1) Ensure you have a control, perhaps hidden, in the subview which holds the value for the foreign key. In our example below it is an AutoComplete control called acKeyHolderID.
In the subview, create an On Current macro.
2) Use an If clause to see whether acKeyHolderID contains a value. An easy way to do this is to check whether Coalesce([acKeyHolderID],0)=0.
3) If true, popup a message box telling the user they first need to save the main record (the Key-Holder's details).
4) Reject the attempt to enter data into the subview by running the UndoRecord macro action.
If Coalesce([acKeyHolderID],0)=0 Then
Message Please save the key-holder details before adding keys by clicking the Save button at the top of the form.
As long as the user does as they are told all will be well. However (and this is where it is not "user-proof") if they ignore the message and continue to try to enter data into the subview without first saving the main record, the app will get stuck, requiring the user to either refresh the screen or go to another view and then back to this view if they want to continue to enter data here.
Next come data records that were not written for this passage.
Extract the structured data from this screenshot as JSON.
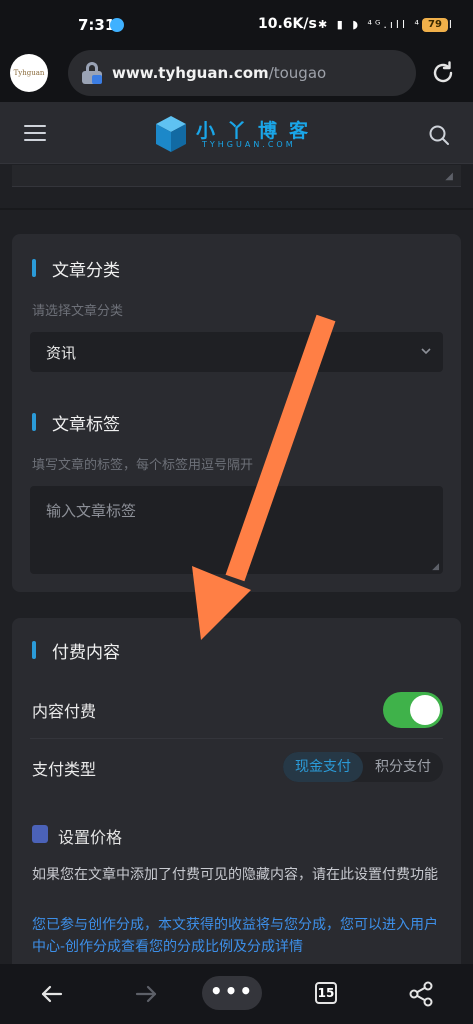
{
  "status_bar": {
    "time": "7:31",
    "network_speed": "10.6K/s",
    "signal_icons": "✱ ▮ ◗ ⁴ᴳ.ıll ⁴ᴳ.ıll",
    "battery_level": "79"
  },
  "browser": {
    "site_logo_text": "Tyhguan",
    "url_domain": "www.tyhguan.com",
    "url_path": "/tougao"
  },
  "site_header": {
    "brand_cn": "小丫博客",
    "brand_en": "TYHGUAN.COM"
  },
  "category_section": {
    "title": "文章分类",
    "hint": "请选择文章分类",
    "selected": "资讯"
  },
  "tags_section": {
    "title": "文章标签",
    "hint": "填写文章的标签，每个标签用逗号隔开",
    "placeholder": "输入文章标签"
  },
  "paid_section": {
    "title": "付费内容",
    "paid_label": "内容付费",
    "paid_enabled": true,
    "pay_type_label": "支付类型",
    "pay_options": [
      "现金支付",
      "积分支付"
    ],
    "pay_selected": "现金支付",
    "price_title": "设置价格",
    "price_desc": "如果您在文章中添加了付费可见的隐藏内容，请在此设置付费功能",
    "share_notice": "您已参与创作分成，本文获得的收益将与您分成，您可以进入用户中心-创作分成查看您的分成比例及分成详情"
  },
  "bottom_nav": {
    "more_label": "•••",
    "tab_count": "15"
  },
  "colors": {
    "accent_blue": "#2b9bd8",
    "toggle_green": "#3fb24a",
    "annotation_arrow": "#ff7f45"
  }
}
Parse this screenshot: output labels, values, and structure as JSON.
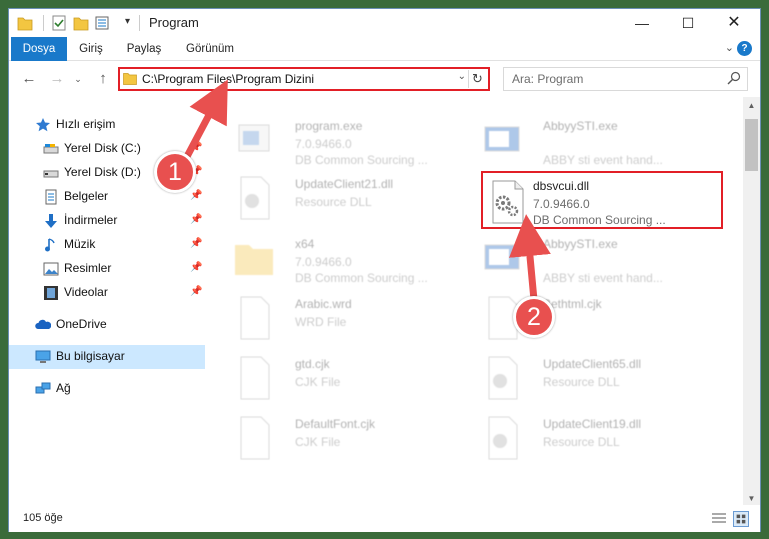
{
  "window": {
    "title": "Program"
  },
  "ribbon": {
    "tabs": [
      {
        "label": "Dosya"
      },
      {
        "label": "Giriş"
      },
      {
        "label": "Paylaş"
      },
      {
        "label": "Görünüm"
      }
    ]
  },
  "navigation": {
    "address": "C:\\Program Files\\Program Dizini",
    "search_placeholder": "Ara: Program"
  },
  "sidebar": {
    "items": [
      {
        "label": "Hızlı erişim",
        "icon": "star-icon"
      },
      {
        "label": "Yerel Disk (C:)",
        "icon": "drive-icon",
        "pinned": true
      },
      {
        "label": "Yerel Disk (D:)",
        "icon": "drive-icon",
        "pinned": true
      },
      {
        "label": "Belgeler",
        "icon": "documents-icon",
        "pinned": true
      },
      {
        "label": "İndirmeler",
        "icon": "download-icon",
        "pinned": true
      },
      {
        "label": "Müzik",
        "icon": "music-icon",
        "pinned": true
      },
      {
        "label": "Resimler",
        "icon": "pictures-icon",
        "pinned": true
      },
      {
        "label": "Videolar",
        "icon": "video-icon",
        "pinned": true
      },
      {
        "label": "OneDrive",
        "icon": "cloud-icon"
      },
      {
        "label": "Bu bilgisayar",
        "icon": "computer-icon",
        "selected": true
      },
      {
        "label": "Ağ",
        "icon": "network-icon"
      }
    ]
  },
  "files": [
    {
      "name": "program.exe",
      "line1": "7.0.9466.0",
      "line2": "DB Common Sourcing ...",
      "icon": "exe-icon",
      "faded": true
    },
    {
      "name": "AbbyySTI.exe",
      "line1": "",
      "line2": "ABBY sti event hand...",
      "icon": "exe-icon",
      "faded": true
    },
    {
      "name": "UpdateClient21.dll",
      "line1": "Resource DLL",
      "line2": "",
      "icon": "dll-icon",
      "faded": true
    },
    {
      "name": "dbsvcui.dll",
      "line1": "7.0.9466.0",
      "line2": "DB Common Sourcing ...",
      "icon": "dll-icon",
      "faded": false,
      "highlighted": true
    },
    {
      "name": "x64",
      "line1": "7.0.9466.0",
      "line2": "DB Common Sourcing ...",
      "icon": "folder-icon",
      "faded": true
    },
    {
      "name": "AbbyySTI.exe",
      "line1": "",
      "line2": "ABBY sti event hand...",
      "icon": "exe-icon",
      "faded": true
    },
    {
      "name": "Arabic.wrd",
      "line1": "WRD File",
      "line2": "",
      "icon": "file-icon",
      "faded": true
    },
    {
      "name": "Bethtml.cjk",
      "line1": "",
      "line2": "",
      "icon": "file-icon",
      "faded": true
    },
    {
      "name": "gtd.cjk",
      "line1": "CJK File",
      "line2": "",
      "icon": "file-icon",
      "faded": true
    },
    {
      "name": "UpdateClient65.dll",
      "line1": "Resource DLL",
      "line2": "",
      "icon": "dll-icon",
      "faded": true
    },
    {
      "name": "DefaultFont.cjk",
      "line1": "CJK File",
      "line2": "",
      "icon": "file-icon",
      "faded": true
    },
    {
      "name": "UpdateClient19.dll",
      "line1": "Resource DLL",
      "line2": "",
      "icon": "dll-icon",
      "faded": true
    }
  ],
  "status": {
    "count": "105 öğe"
  },
  "callouts": [
    {
      "number": "1"
    },
    {
      "number": "2"
    }
  ],
  "colors": {
    "accent": "#1979ca",
    "highlight": "#e21f26",
    "badge": "#e8504f",
    "selection": "#cce8ff"
  }
}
Also if they click on Cancel at the top of the main record and then repeat their original error of entering data in the main record then attempting to enter data into the subview, the On Current macro will whinge at them that the UndoRecord action is not available at that point.
However, for all practical purposes, the use of this On Current macro seems to be the best way of handling the need to first save a new main record before entering data into the subview.
Note that no similar problem occurs with existing main records as the subview is already aware of the main record's primary key.
Access 2013 web apps are an exciting development, extending Access' reach to the web in a much better manner than Access 2010 web databases. What's more Microsoft seem to be putting some real effort into making them better, including between editions of Microsoft Office. Thus there have been some enhancements to these web apps since the release of Access 2013 itself.
However, there are some issues for developers. Hopefully Microsoft will address these. In the meantime, I am keeping a public list of these issues as and when I come across them. This database can be accessed read-only from elsewhere on this site or by going directly to here.
Unlike parameter queries in standard Access databases, where it is not always required, it is necessary to explicity declare parameters in web queries in Access 2013. If you fail to do so, you'll get an error message something like the following:
Here is where you need to set them.
If you create a table whose name starts with "USys", you will find that it is not visible from the Access 2013 web app either in Access 2013 itself (where it should appear in the Navigation Pane) or, because it isn't visible in the Nav Pane and no view (List or Datasheet) gets automatically as with other tables, from the web UI either. It is, however, visible if you link to it using standard linked tables or using SQL Server Management Studio.
In a standard Access database, USys... tables are treated as user-defined system tables (as opposed to Access-defined system tables which are MSys....). As such, in a standard Access database, you can change whether to show the table in the Nav Pane or not, but in Access 2013 they appear to hidden forever.